The application of fungicides in maize by the commonly used overhead spraying technique is more challenging than in small-grain cereals. Especially in later development stages, when the plant has reached a considerable height, lower plant organs (e.g., ears) may be insufficiently protected, since
[...] Read more.
The application of fungicides in maize by the commonly used overhead spraying technique is more challenging than in small-grain cereals. Especially in later development stages, when the plant has reached a considerable height, lower plant organs (e.g., ears) may be insufficiently protected, since a large part of the applied fungicide is deposited on the upper leaves. In contrast, lower plant organs can be reached by the dropleg spraying technique, which allows sub-canopy applications. This study investigated the efficacy of fungicide applications during flowering in forage maize using the overhead and dropleg spraying techniques as well as a combination for the control of Kabatiella zeae

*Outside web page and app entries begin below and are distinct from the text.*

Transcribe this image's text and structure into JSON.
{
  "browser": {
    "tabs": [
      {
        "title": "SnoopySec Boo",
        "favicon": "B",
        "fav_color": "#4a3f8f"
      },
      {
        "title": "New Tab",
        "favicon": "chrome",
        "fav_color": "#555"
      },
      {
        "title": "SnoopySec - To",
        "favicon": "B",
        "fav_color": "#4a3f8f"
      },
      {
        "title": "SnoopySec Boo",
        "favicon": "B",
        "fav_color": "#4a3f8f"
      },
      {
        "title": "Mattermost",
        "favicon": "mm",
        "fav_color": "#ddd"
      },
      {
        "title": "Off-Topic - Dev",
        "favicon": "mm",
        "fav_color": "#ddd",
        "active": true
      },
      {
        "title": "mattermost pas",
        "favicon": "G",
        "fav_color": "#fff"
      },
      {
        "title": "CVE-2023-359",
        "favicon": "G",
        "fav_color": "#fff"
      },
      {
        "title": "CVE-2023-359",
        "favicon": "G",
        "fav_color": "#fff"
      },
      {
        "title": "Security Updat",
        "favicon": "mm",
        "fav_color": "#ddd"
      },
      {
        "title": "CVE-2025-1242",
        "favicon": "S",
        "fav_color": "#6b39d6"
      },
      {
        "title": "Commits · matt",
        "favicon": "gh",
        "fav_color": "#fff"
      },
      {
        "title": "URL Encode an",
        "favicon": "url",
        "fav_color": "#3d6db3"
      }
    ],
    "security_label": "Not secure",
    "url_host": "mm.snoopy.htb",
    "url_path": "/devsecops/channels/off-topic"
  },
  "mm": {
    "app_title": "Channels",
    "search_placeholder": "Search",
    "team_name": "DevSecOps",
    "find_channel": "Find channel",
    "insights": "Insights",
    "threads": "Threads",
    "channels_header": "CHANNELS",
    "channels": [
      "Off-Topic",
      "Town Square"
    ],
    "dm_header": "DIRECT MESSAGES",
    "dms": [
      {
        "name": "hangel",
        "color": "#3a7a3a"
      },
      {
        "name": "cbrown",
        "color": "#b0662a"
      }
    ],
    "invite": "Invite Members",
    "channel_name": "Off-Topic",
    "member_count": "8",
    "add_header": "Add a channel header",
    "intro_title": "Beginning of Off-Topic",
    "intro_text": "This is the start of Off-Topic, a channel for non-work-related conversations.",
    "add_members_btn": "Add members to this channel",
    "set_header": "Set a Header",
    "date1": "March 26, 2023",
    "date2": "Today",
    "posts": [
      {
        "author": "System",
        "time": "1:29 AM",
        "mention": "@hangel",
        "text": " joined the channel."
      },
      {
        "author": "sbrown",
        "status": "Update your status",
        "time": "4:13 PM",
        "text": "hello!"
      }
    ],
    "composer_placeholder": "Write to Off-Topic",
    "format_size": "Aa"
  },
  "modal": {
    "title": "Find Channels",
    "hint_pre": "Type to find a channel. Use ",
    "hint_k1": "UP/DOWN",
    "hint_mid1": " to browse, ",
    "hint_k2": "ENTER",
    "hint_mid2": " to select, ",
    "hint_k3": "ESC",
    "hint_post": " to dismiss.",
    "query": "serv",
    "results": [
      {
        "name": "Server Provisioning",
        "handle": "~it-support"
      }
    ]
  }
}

and mycotoxin-producing Fusarium
species, which can affect leaves and ears, respectively. The efficacy was evaluated in field trials under natural K. zeae
and artificial Fusarium
inoculum conditions in Northern Germany by measuring disease severities of K. zeae
on maize leaves, dry matter yields, and concentrations of the Fusarium
mycotoxins deoxynivalenol (DON) and zearalenone (ZEN) at harvest. Fusarium
inoculations of main ears at full flowering resulted in significantly higher DON and ZEN concentrations compared to natural Fusarium
infections, whereas the dry matter yield was not affected. The strongest disease progressions of K. zeae
were determined after flowering on the upper leaves and leaves around the main ear. Disease severities were significantly reduced on the upper leaves by the overhead application and the combination of the overhead and dropleg spraying technique, whereby the three spraying techniques were equally able to decrease the infestation on the yield-essential leaves around the main ear. No differences in dry matter yield were found between the application techniques, but they were significantly higher than in the untreated control. The contamination with DON and ZEN was most effectively reduced by sub-canopy applications using the dropleg technique, whether as a solo application or in combination with the overhead technique. The main ears were reached better with the applied fungicide, reducing Fusarium
infections, and therefore, contamination with mycotoxins. The dropleg technique offers an opportunity for improved protection of lower plant organs, especially in tall growing crops. In combination with the overhead spraying technique, the protection of various plant organs along the entire plant with the applied fungicide could be advantageous, especially when different parts of the plant are affected by different fungal diseases.